I too wanted to lead a party of my own adventure, into my own world with my own set of magic tricks. Thus here you are, with me in this adventure. I should say this is our adventure – yours and mine! When I ended writing it, you started reading it, and thus the cycle of such things begins. It’s a grand quest, a story that will fill your belly as you take a sip of mead and relax against the warmth of a fire. We are here, in this tavern of heroes, knights, and sorcerers, and priests of gods, where dragons walk about the hallways and the shadows lurk with dark workings at hand. The tavern is called Fantasy and I serve Sword and Sorcery!
I tell the tale of a man called Azanthriel. Of course, you’ve met him. He’s the one with the demon heart. He’s the man the empire wants. He also calls upon you to follow him, to read his adventures, his trials, and pains – his victories. His is a tale of betrayal and redemption, of many battles against magic and overwhelming odds, against armies of darkness – against himself. His name first appeared in multiple sessions of tabletop role-playing games. I often played him courageously, sometimes stupidly. He’s one of my favorite characters. He is me in a way. After many failed attempts of writing short fiction and hoping publishers would read my work and eventually publish it, I sat down one day, during summer, and listened to Azanthriel as he told me his tale.
I emailed The Sundered Faith to publishers, its first version, a short story, and one that didn’t get any traction. So I thought to myself that since many others are doing it, why can’t I? And so I did, after several drafts, here it is, a novella, a tribute to Sword and Sorcery and the wonders of Fantasy in its many forms. It’s not important if I succeed or not; what matters most is that you’re reading it, you’re sharing this story with me, and that you agreed to take up your sword and shield, your magic wand, and go on an adventure with Azanthriel.
I hope you liked it. I hope you have enjoyed it. There will be more to come, soon I hope, for now, I’m imagining and writing a lot! It doesn’t stop.
I have my tools ready.
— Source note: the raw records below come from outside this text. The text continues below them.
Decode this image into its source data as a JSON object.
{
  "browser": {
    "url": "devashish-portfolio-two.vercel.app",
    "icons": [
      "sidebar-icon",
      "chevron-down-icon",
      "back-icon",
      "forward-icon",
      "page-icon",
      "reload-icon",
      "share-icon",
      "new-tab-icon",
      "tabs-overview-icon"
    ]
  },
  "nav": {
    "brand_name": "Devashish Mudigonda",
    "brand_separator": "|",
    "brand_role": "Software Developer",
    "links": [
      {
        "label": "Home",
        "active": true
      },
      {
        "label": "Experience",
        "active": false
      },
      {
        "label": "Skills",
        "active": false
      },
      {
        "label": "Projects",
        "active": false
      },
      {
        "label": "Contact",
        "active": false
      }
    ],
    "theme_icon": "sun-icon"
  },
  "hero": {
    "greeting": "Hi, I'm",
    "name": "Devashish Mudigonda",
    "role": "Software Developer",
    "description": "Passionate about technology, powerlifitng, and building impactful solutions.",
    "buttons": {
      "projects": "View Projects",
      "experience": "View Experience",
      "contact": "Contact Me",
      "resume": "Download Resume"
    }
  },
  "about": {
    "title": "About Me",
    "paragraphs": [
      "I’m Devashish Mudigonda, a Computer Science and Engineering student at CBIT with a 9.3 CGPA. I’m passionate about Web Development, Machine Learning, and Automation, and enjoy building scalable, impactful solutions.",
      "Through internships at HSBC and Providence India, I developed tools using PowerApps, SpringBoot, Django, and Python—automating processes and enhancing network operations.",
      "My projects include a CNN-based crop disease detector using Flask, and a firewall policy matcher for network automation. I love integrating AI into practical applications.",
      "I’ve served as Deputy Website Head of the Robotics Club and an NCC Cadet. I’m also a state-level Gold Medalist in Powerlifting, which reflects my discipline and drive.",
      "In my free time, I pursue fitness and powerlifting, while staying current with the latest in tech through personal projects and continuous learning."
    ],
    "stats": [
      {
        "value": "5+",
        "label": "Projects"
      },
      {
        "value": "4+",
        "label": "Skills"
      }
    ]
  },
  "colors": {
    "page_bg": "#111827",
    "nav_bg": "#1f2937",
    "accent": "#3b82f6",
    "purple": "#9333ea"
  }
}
Rest and recuperate for the night. I’ll stand watch. I’ll wake you up when the next adventure comes.
M. A. Del Rosario, August 19, 2014
COPYRIGHT © 2014 BY MARK ALDWIN DEL ROSARIO